    Environmental Conservation 29 (4): 436–459 © 2002 Foundation for Environmental Conservation DOI:10.1017/S0376892902000322

  • Kelp forest ecosystems 437

    INTRODUCTION

    ‘I can only compare these great aquatic forests . . . with the terrestrial ones in the intertropical regions. Yet if in any country a forest was destroyed, I do not believe nearly so many species of animals would perish as would here, from the destruction of the kelp. Amidst the leaves of this plant numerous species of fish live, which nowhere else could find food or shelter; with their destruction the many cormorants and other fishing birds, the otters, seals, and porpoise, would soon perish also; and lastly, the Fuegian[s] . . . would . . . decrease in numbers and perhaps cease to exist.’

    Charles Darwin, 1 June 1834, Tierra del Fuego, Chile (Darwin 1909, pp. 256–257).
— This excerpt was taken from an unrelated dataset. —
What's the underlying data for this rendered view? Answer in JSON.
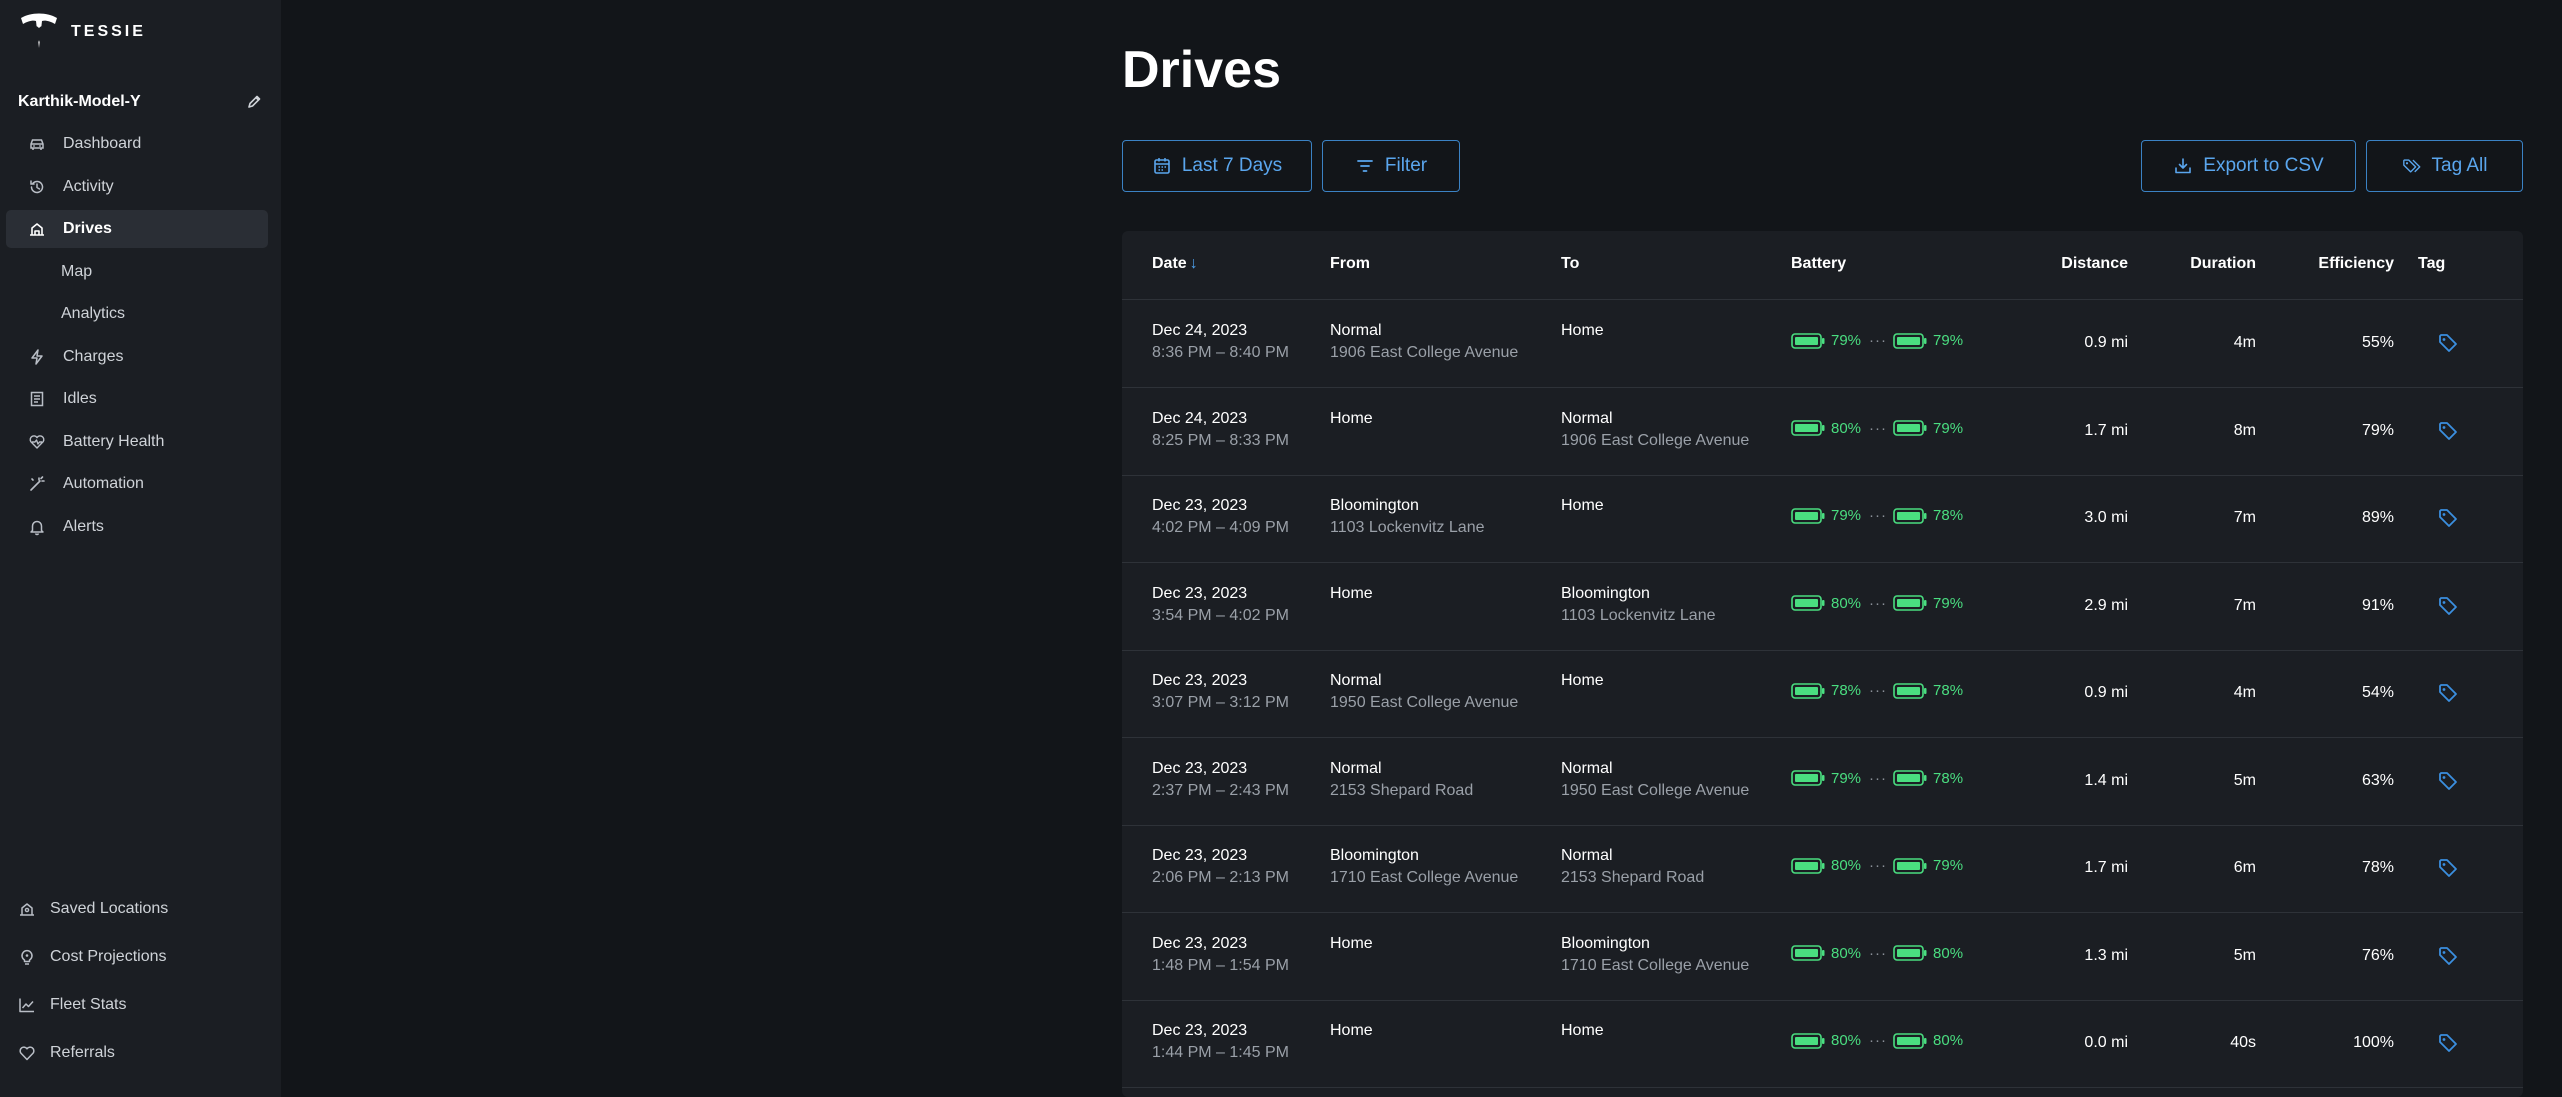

    Kelp forests dominate shallow rocky coasts of the world’s cold-water marine habitats. They comprise primarily brown algae in the order Laminariales and produce the largest biogenic structures found in benthic marine systems (Dayton 1985a). Kelp forest ecosystems include structure-producing kelps and their myriad associated biota such as marine mammals, fishes, crabs, sea urchins, molluscs, other algae and epibiota that collectively make this one of the most diverse and productive ecosystems of the world (Mann 1973). Economically, kelp forest ecosystems have been significant to maritime peoples for thousands of years (Simenstad et al. 1978; Erlandson 2001).

    Past reviews provided contemporary overviews of kelp forests (Kain 1979; Dayton 1985a; Schiel & Foster 1986; Witman & Dayton 2001). These rarely considered how kelp forest ecosystems have changed at very large spatial scales

    over very long periods of time spanning decades to millennia ( Jackson et al. 2001). A longer historical perspective allows us to see how kelp forest ecosystems have changed and possibly where they are headed in the future. Thus, it is with larger spatial and temporal perspective that we embarked on this review.

    The nature of kelp

    Three morphological groups or ‘guilds’ of kelp are defined by the canopy height of their fronds (Dayton 1985a). ‘Canopy’ kelps are largest and produce floating canopies. Chief among these is the giant kelp, Macrocystis spp. which grows to 45 m long (Abbott & Hollenberg 1976) and dominates kelp forests along the west coasts of North and South America and at scattered locations in the South Pacific Ocean including South Africa, southern Australia, New Zealand and several subantarctic islands (Fig. 1). Smaller canopy kelps include Nereocystis leutkeana, which ranges from Central California to Alaska, and its Southern Hemisphere counterpart, Ecklonia maxima in South Africa, and Alaria fistulosa in Alaska and the Pacific coast of Asia. These kelps reach about 10 m in length. ‘Stipitate’ kelp fronds are held above the benthos with rigid stipes (Dayton 1985a). They include some species of Laminaria sp. in Europe and the Pacific North- west, Ecklonia in southern Australia and New Zealand, and Lessonia in Chile. Stipitate Laminaria dominates kelp forests of the North Pacific from Japan, north-east across coastal Alaska to northern California. Most species of Laminaria are le